“We talk about something like expanding Medicaid. We talk about expanding Pell Grants” for low-income college students, Ossoff said at a recent stop in Marietta, north of Atlanta. “David Perdue denounces those things as socialism?”
Ossoff noted Perdue’s claims that a Democratic-run Senate would abolish private insurance; Ossoff and Warnock, in fact, back Biden’s proposal to add a federal insurance plan to private insurance exchanges, not abolish private insurance. “I just want people to have the choice,” Ossoff said.
November returns demonstrate the GOP snare.

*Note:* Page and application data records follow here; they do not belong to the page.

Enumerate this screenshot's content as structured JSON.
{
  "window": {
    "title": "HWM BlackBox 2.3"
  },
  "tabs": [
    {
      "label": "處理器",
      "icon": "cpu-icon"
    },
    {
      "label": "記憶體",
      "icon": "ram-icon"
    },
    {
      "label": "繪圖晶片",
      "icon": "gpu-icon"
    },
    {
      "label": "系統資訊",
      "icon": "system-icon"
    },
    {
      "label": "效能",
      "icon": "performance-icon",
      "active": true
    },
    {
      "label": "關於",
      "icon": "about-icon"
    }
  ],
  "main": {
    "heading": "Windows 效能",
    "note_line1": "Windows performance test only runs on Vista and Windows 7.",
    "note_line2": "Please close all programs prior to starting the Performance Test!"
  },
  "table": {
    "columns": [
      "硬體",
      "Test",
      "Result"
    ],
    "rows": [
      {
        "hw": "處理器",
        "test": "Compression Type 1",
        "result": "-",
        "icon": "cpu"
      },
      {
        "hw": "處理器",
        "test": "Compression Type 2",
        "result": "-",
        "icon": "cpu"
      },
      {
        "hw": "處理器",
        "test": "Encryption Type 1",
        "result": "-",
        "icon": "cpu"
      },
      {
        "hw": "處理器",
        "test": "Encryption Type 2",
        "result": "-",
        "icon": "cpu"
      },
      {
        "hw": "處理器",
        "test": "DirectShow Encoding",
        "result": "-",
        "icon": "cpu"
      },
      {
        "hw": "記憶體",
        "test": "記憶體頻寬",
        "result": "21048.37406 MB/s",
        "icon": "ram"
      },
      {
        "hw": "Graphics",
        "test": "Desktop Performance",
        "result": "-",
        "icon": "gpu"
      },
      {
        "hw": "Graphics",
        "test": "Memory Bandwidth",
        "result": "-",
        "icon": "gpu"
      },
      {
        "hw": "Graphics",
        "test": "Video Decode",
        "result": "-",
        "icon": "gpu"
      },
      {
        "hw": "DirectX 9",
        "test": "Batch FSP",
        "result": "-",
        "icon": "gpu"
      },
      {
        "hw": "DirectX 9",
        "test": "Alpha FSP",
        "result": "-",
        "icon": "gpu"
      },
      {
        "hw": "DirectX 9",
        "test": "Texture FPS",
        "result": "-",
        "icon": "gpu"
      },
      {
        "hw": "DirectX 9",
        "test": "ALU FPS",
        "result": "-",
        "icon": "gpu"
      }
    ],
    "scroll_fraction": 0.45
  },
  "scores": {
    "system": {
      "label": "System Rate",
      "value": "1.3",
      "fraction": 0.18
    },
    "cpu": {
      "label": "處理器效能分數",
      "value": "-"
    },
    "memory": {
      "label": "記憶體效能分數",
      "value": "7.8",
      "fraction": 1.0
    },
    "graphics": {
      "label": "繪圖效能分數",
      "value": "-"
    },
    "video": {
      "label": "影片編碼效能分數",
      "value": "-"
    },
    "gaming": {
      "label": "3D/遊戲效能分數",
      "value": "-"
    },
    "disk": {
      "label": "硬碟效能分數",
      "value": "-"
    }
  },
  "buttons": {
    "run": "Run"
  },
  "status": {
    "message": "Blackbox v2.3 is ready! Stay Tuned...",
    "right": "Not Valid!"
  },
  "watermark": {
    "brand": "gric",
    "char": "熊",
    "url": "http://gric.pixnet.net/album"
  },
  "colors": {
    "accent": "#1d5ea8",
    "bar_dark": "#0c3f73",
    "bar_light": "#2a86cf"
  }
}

Biden beat Trump by about 12,000 votes out of 5 million cast in Georgia, making him the first Democratic presidential candidate to carry the state since 1992. Biden’s record vote total for a Democrat in the state was fueled by racially and ethnically diversifying metro areas but also shifts in key Atlanta suburbs where white voters have historically leaned Republican.

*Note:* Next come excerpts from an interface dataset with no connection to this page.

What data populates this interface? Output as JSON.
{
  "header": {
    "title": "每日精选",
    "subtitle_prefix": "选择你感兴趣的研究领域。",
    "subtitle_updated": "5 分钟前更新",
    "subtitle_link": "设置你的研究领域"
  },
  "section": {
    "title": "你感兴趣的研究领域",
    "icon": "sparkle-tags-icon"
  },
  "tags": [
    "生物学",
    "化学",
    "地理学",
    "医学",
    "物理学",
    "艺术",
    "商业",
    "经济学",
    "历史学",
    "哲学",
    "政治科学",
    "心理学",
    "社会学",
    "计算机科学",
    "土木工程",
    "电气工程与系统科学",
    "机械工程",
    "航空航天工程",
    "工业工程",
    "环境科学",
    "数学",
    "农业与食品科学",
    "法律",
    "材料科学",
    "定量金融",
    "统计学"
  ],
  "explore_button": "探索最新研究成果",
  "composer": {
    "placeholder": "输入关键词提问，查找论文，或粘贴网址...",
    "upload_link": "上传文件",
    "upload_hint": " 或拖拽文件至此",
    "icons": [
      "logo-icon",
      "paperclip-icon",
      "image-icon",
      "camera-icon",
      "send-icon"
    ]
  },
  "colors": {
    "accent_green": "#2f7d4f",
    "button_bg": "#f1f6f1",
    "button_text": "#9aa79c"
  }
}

Yet Perdue landed within a few thousand votes of Trump’s total and led Ossoff by about 88,000 votes. Republican turnout also surged in small towns and rural areas, while Georgia Democrats had a disappointing general election down-ballot, failing to make expected gains in legislative races.
“We’ve won this race once already,” Perdue says at some of his runoff campaign stops, echoing his advisers’ belief that their top priority is maintaining enthusiasm from Trump's base. They add that they can corral the narrow slice of swing voters with arguments that warn against handing Democrats control of the House, Senate and White House.
Lake and McNeely, however, predicted that hard-right attacks and Trump-centric appeals won't deliver votes beyond the base, particularly amid a crush of advertising in a runoff campaign whose total expense could top $500 million.
“We reached the point of diminishing returns a long time ago,” Lake said.
They also bemoaned Trump's continued grievances about his defeat even after his own attorney general said there was no evidence the election was marred by fraud and courts across the country rejected challenges to the outcome.
“If, for some reason, the Republican candidates lose,” Lake said, “it’s going to be hard to write a post-mortem on this runoff and not look directly at all the chaos that has been created on voter fraud.”
Early voting ended Thursday with just more than 3 million Georgians casting absentee or in-person ballots. That trails the final early vote count of 3.65 million ahead of the general election. But the early vote already has set a statewide Georgia runoff turnout record.
Jen Jordan, a Democratic state senator who in 2017 won a suburban Atlanta district long held by Republicans, acknowledges her party, too, has moved to base strategy. But Jordan argued that Democrats still root their pitch more in policy ideas, especially on health care access and public education, that she said has wide appeal. She said Perdue and Loeffler undermined their “socialism” warnings by splitting from most congressional Republicans to support the president’s call for $2,000 pandemic aid payments to individual Americans.
“I’ve never heard the word socialism so much in my life, and then they’re both like, yeah, let’s give everybody $2,000 checks,” Jordan said.
McNeely, the former state GOP leader, lamented that even if Perdue and Loeffler win, their campaigns move Georgia further away from a more centrist tradition. He cited Republican Sen. Johnny Isakson, whose retirement opened the way for Kemp to appoint Loeffler.
Unlike many Southern Republicans of his generation, Isakson was never a Democrat. But he rose through the Georgia General Assembly in an era when Democrats dominated the state. In Washington, Isakson was a reliable Republican vote but shunned partisan jousting and intently avoided talking about Trump whenever possible.
“Sen. Isakson learned to see things from a different perspective,” McNeely said, adding that Republican politicians should “think beyond campaigns and what the president is thinking” and that more voters should decide that “it doesn’t make you a bad guy or gal because you compromise.”